Data extracted from a collection
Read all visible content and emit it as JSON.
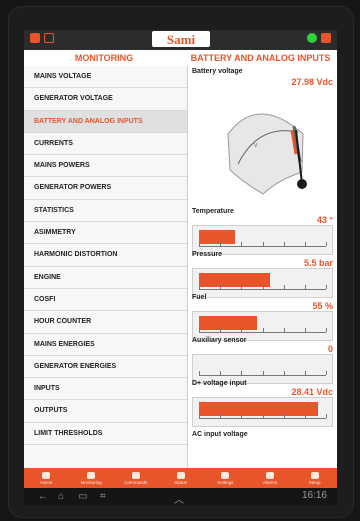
{
  "header": {
    "left_title": "MONITORING",
    "logo_text": "Sami",
    "right_title": "BATTERY AND ANALOG INPUTS"
  },
  "menu": {
    "items": [
      {
        "label": "MAINS VOLTAGE",
        "active": false
      },
      {
        "label": "GENERATOR VOLTAGE",
        "active": false
      },
      {
        "label": "BATTERY AND ANALOG INPUTS",
        "active": true
      },
      {
        "label": "CURRENTS",
        "active": false
      },
      {
        "label": "MAINS POWERS",
        "active": false
      },
      {
        "label": "GENERATOR POWERS",
        "active": false
      },
      {
        "label": "STATISTICS",
        "active": false
      },
      {
        "label": "ASIMMETRY",
        "active": false
      },
      {
        "label": "HARMONIC DISTORTION",
        "active": false
      },
      {
        "label": "ENGINE",
        "active": false
      },
      {
        "label": "COSFI",
        "active": false
      },
      {
        "label": "HOUR COUNTER",
        "active": false
      },
      {
        "label": "MAINS ENERGIES",
        "active": false
      },
      {
        "label": "GENERATOR ENERGIES",
        "active": false
      },
      {
        "label": "INPUTS",
        "active": false
      },
      {
        "label": "OUTPUTS",
        "active": false
      },
      {
        "label": "LIMIT THRESHOLDS",
        "active": false
      }
    ]
  },
  "panel": {
    "battery": {
      "label": "Battery voltage",
      "value": "27.98 Vdc"
    },
    "temperature": {
      "label": "Temperature",
      "value": "43 °",
      "level": 0.28
    },
    "pressure": {
      "label": "Pressure",
      "value": "5.5 bar",
      "level": 0.55
    },
    "fuel": {
      "label": "Fuel",
      "value": "55 %",
      "level": 0.45
    },
    "auxiliary": {
      "label": "Auxiliary sensor",
      "value": "0",
      "level": 0.0
    },
    "dplus": {
      "label": "D+ voltage input",
      "value": "28.41 Vdc",
      "level": 0.92
    },
    "ac": {
      "label": "AC input voltage"
    }
  },
  "tabs": [
    "Home",
    "Monitoring",
    "Commands",
    "Status",
    "Settings",
    "Alarms",
    "Setup"
  ],
  "nav": {
    "time": "16:16"
  }
}
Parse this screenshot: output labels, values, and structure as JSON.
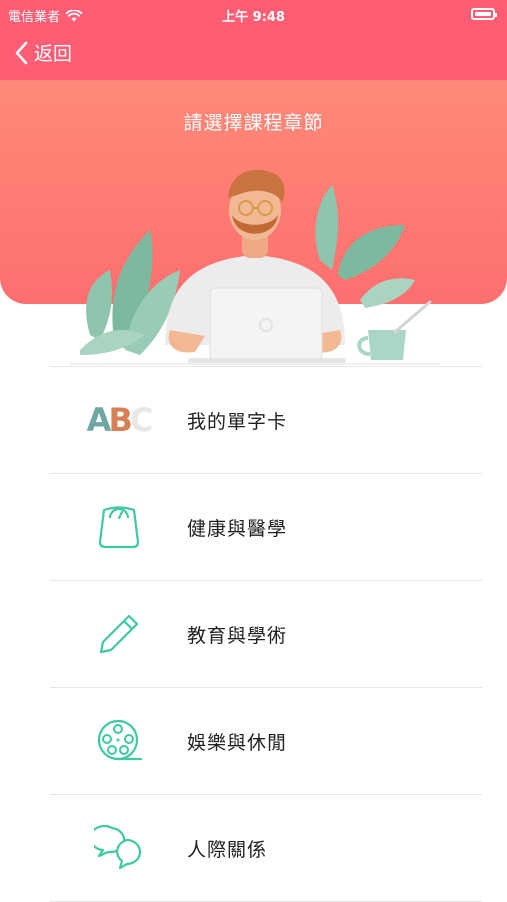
{
  "status_bar": {
    "carrier": "電信業者",
    "time": "上午 9:48"
  },
  "nav": {
    "back_label": "返回"
  },
  "hero": {
    "title": "請選擇課程章節"
  },
  "icon_text": {
    "a": "A",
    "b": "B",
    "c": "C"
  },
  "menu": [
    {
      "label": "我的單字卡",
      "icon": "abc-icon"
    },
    {
      "label": "健康與醫學",
      "icon": "scale-icon"
    },
    {
      "label": "教育與學術",
      "icon": "pencil-icon"
    },
    {
      "label": "娛樂與休閒",
      "icon": "film-reel-icon"
    },
    {
      "label": "人際關係",
      "icon": "chat-bubbles-icon"
    }
  ],
  "colors": {
    "header": "#ff5d74",
    "hero": "#fd7a72",
    "icon_teal": "#3ec9a2"
  }
}
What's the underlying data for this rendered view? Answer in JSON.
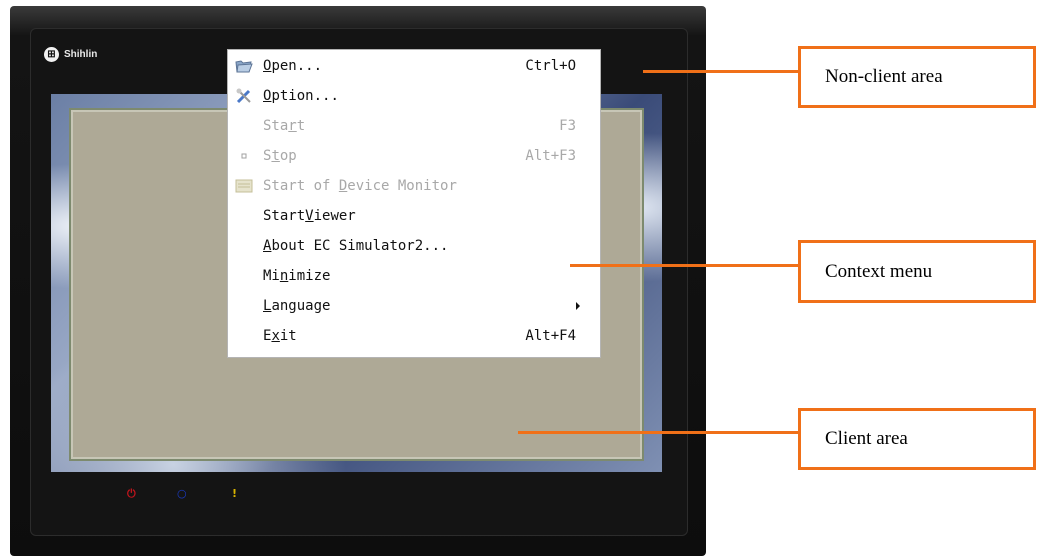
{
  "device": {
    "brand": "Shihlin",
    "brand_icon": "brand-logo-icon",
    "leds": [
      {
        "name": "power-led-icon",
        "glyph": "⏻",
        "color": "#c0141c"
      },
      {
        "name": "connection-led-icon",
        "glyph": "○",
        "color": "#1a3cc8"
      },
      {
        "name": "warning-led-icon",
        "glyph": "!",
        "color": "#d8b400"
      }
    ]
  },
  "context_menu": {
    "items": [
      {
        "label": "Open...",
        "mnemonic_index": 0,
        "shortcut": "Ctrl+O",
        "icon": "folder-open-icon",
        "disabled": false
      },
      {
        "label": "Option...",
        "mnemonic_index": 0,
        "shortcut": "",
        "icon": "tools-icon",
        "disabled": false
      },
      {
        "label": "Start",
        "mnemonic_index": 3,
        "shortcut": "F3",
        "icon": "",
        "disabled": true
      },
      {
        "label": "Stop",
        "mnemonic_index": 1,
        "shortcut": "Alt+F3",
        "icon": "stop-icon",
        "disabled": true
      },
      {
        "label": "Start of Device Monitor",
        "mnemonic_index": 9,
        "shortcut": "",
        "icon": "monitor-icon",
        "disabled": true
      },
      {
        "label": "StartViewer",
        "mnemonic_index": 5,
        "shortcut": "",
        "icon": "",
        "disabled": false
      },
      {
        "label": "About EC Simulator2...",
        "mnemonic_index": 0,
        "shortcut": "",
        "icon": "",
        "disabled": false
      },
      {
        "label": "Minimize",
        "mnemonic_index": 2,
        "shortcut": "",
        "icon": "",
        "disabled": false
      },
      {
        "label": "Language",
        "mnemonic_index": 0,
        "shortcut": "",
        "icon": "",
        "disabled": false,
        "submenu": true
      },
      {
        "label": "Exit",
        "mnemonic_index": 1,
        "shortcut": "Alt+F4",
        "icon": "",
        "disabled": false
      }
    ]
  },
  "callouts": {
    "non_client": "Non-client area",
    "context_menu": "Context menu",
    "client": "Client area"
  },
  "colors": {
    "callout_accent": "#f07018",
    "client_area": "#aea996",
    "disabled_text": "#a8a8a8"
  }
}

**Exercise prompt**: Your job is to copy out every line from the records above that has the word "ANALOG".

**Exercise solution**:
    "right_title": "BATTERY AND ANALOG INPUTS"
        "label": "BATTERY AND ANALOG INPUTS",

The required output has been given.